Nothing should be left out: write out the whole listing exactly.
----
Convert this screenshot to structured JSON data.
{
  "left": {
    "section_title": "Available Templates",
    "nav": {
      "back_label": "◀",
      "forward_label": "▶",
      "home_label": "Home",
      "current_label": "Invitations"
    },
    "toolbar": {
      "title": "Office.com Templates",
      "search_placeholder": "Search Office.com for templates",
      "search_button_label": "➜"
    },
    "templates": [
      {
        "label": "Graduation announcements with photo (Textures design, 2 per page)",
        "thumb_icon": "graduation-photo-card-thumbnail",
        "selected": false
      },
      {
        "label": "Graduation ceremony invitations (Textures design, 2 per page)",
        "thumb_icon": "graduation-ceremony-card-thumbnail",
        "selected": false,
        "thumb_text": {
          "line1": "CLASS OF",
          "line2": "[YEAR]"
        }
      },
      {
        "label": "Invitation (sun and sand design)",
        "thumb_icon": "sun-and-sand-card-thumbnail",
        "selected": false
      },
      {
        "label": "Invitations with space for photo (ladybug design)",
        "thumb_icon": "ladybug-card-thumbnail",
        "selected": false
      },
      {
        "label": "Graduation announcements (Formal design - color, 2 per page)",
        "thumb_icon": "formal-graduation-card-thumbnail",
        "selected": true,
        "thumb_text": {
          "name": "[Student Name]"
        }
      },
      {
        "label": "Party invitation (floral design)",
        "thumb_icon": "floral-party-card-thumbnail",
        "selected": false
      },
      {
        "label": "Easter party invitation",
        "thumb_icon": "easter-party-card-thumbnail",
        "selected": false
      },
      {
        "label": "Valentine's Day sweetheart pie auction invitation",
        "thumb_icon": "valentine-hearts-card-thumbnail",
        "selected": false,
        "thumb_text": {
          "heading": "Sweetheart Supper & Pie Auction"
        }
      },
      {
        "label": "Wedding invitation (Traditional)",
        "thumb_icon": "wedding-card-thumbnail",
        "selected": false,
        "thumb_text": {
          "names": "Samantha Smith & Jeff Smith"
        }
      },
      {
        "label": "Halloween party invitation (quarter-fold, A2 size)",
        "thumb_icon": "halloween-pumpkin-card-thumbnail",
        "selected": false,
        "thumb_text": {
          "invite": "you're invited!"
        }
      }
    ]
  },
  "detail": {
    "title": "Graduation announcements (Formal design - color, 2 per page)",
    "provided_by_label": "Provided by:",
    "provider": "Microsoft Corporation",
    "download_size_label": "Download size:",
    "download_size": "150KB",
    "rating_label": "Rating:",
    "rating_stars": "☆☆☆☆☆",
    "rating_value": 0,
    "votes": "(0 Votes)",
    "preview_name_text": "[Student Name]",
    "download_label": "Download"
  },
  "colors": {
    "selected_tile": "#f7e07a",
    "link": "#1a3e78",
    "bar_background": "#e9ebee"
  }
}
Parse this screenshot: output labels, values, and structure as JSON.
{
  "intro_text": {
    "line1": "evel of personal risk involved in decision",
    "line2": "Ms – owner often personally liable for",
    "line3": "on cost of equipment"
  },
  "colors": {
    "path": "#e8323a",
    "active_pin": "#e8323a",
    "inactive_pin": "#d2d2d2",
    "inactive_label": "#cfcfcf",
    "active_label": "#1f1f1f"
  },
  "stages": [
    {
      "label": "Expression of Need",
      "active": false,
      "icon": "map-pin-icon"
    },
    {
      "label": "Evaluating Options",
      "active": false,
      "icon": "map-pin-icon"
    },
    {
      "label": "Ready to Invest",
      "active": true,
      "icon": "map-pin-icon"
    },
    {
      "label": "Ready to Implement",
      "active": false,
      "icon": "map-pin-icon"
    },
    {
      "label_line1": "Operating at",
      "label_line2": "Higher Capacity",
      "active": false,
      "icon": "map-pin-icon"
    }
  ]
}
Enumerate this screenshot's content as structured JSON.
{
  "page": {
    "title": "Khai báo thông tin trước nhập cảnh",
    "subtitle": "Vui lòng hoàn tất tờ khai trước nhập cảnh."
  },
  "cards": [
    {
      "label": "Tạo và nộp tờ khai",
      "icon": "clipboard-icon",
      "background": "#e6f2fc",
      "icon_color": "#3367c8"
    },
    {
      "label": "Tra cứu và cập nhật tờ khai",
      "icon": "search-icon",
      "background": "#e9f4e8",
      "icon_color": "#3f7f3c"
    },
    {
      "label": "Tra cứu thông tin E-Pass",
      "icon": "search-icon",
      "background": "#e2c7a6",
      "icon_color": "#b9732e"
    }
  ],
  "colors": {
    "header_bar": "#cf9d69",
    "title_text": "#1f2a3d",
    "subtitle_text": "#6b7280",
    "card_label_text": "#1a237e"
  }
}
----
**Result for this exercise:**
Convert this screenshot to structured JSON data.
{
  "left": {
    "section_title": "Available Templates",
    "nav": {
      "back_label": "◀",
      "forward_label": "▶",
      "home_label": "Home",
      "current_label": "Invitations"
    },
    "toolbar": {
      "title": "Office.com Templates",
      "search_placeholder": "Search Office.com for templates",
      "search_button_label": "➜"
    },
    "templates": [
      {
        "label": "Graduation announcements with photo (Textures design, 2 per page)",
        "thumb_icon": "graduation-photo-card-thumbnail",
        "selected": false
      },
      {
        "label": "Graduation ceremony invitations (Textures design, 2 per page)",
        "thumb_icon": "graduation-ceremony-card-thumbnail",
        "selected": false,
        "thumb_text": {
          "line1": "CLASS OF",
          "line2": "[YEAR]"
        }
      },
      {
        "label": "Invitation (sun and sand design)",
        "thumb_icon": "sun-and-sand-card-thumbnail",
        "selected": false
      },
      {
        "label": "Invitations with space for photo (ladybug design)",
        "thumb_icon": "ladybug-card-thumbnail",
        "selected": false
      },
      {
        "label": "Graduation announcements (Formal design - color, 2 per page)",
        "thumb_icon": "formal-graduation-card-thumbnail",
        "selected": true,
        "thumb_text": {
          "name": "[Student Name]"
        }
      },
      {
        "label": "Party invitation (floral design)",
        "thumb_icon": "floral-party-card-thumbnail",
        "selected": false
      },
      {
        "label": "Easter party invitation",
        "thumb_icon": "easter-party-card-thumbnail",
        "selected": false
      },
      {
        "label": "Valentine's Day sweetheart pie auction invitation",
        "thumb_icon": "valentine-hearts-card-thumbnail",
        "selected": false,
        "thumb_text": {
          "heading": "Sweetheart Supper & Pie Auction"
        }
      },
      {
        "label": "Wedding invitation (Traditional)",
        "thumb_icon": "wedding-card-thumbnail",
        "selected": false,
        "thumb_text": {
          "names": "Samantha Smith & Jeff Smith"
        }
      },
      {
        "label": "Halloween party invitation (quarter-fold, A2 size)",
        "thumb_icon": "halloween-pumpkin-card-thumbnail",
        "selected": false,
        "thumb_text": {
          "invite": "you're invited!"
        }
      }
    ]
  },
  "detail": {
    "title": "Graduation announcements (Formal design - color, 2 per page)",
    "provided_by_label": "Provided by:",
    "provider": "Microsoft Corporation",
    "download_size_label": "Download size:",
    "download_size": "150KB",
    "rating_label": "Rating:",
    "rating_stars": "☆☆☆☆☆",
    "rating_value": 0,
    "votes": "(0 Votes)",
    "preview_name_text": "[Student Name]",
    "download_label": "Download"
  },
  "colors": {
    "selected_tile": "#f7e07a",
    "link": "#1a3e78",
    "bar_background": "#e9ebee"
  }
}
Parse this screenshot: output labels, values, and structure as JSON.
{
  "intro_text": {
    "line1": "evel of personal risk involved in decision",
    "line2": "Ms – owner often personally liable for",
    "line3": "on cost of equipment"
  },
  "colors": {
    "path": "#e8323a",
    "active_pin": "#e8323a",
    "inactive_pin": "#d2d2d2",
    "inactive_label": "#cfcfcf",
    "active_label": "#1f1f1f"
  },
  "stages": [
    {
      "label": "Expression of Need",
      "active": false,
      "icon": "map-pin-icon"
    },
    {
      "label": "Evaluating Options",
      "active": false,
      "icon": "map-pin-icon"
    },
    {
      "label": "Ready to Invest",
      "active": true,
      "icon": "map-pin-icon"
    },
    {
      "label": "Ready to Implement",
      "active": false,
      "icon": "map-pin-icon"
    },
    {
      "label_line1": "Operating at",
      "label_line2": "Higher Capacity",
      "active": false,
      "icon": "map-pin-icon"
    }
  ]
}
Enumerate this screenshot's content as structured JSON.
{
  "page": {
    "title": "Khai báo thông tin trước nhập cảnh",
    "subtitle": "Vui lòng hoàn tất tờ khai trước nhập cảnh."
  },
  "cards": [
    {
      "label": "Tạo và nộp tờ khai",
      "icon": "clipboard-icon",
      "background": "#e6f2fc",
      "icon_color": "#3367c8"
    },
    {
      "label": "Tra cứu và cập nhật tờ khai",
      "icon": "search-icon",
      "background": "#e9f4e8",
      "icon_color": "#3f7f3c"
    },
    {
      "label": "Tra cứu thông tin E-Pass",
      "icon": "search-icon",
      "background": "#e2c7a6",
      "icon_color": "#b9732e"
    }
  ],
  "colors": {
    "header_bar": "#cf9d69",
    "title_text": "#1f2a3d",
    "subtitle_text": "#6b7280",
    "card_label_text": "#1a237e"
  }
}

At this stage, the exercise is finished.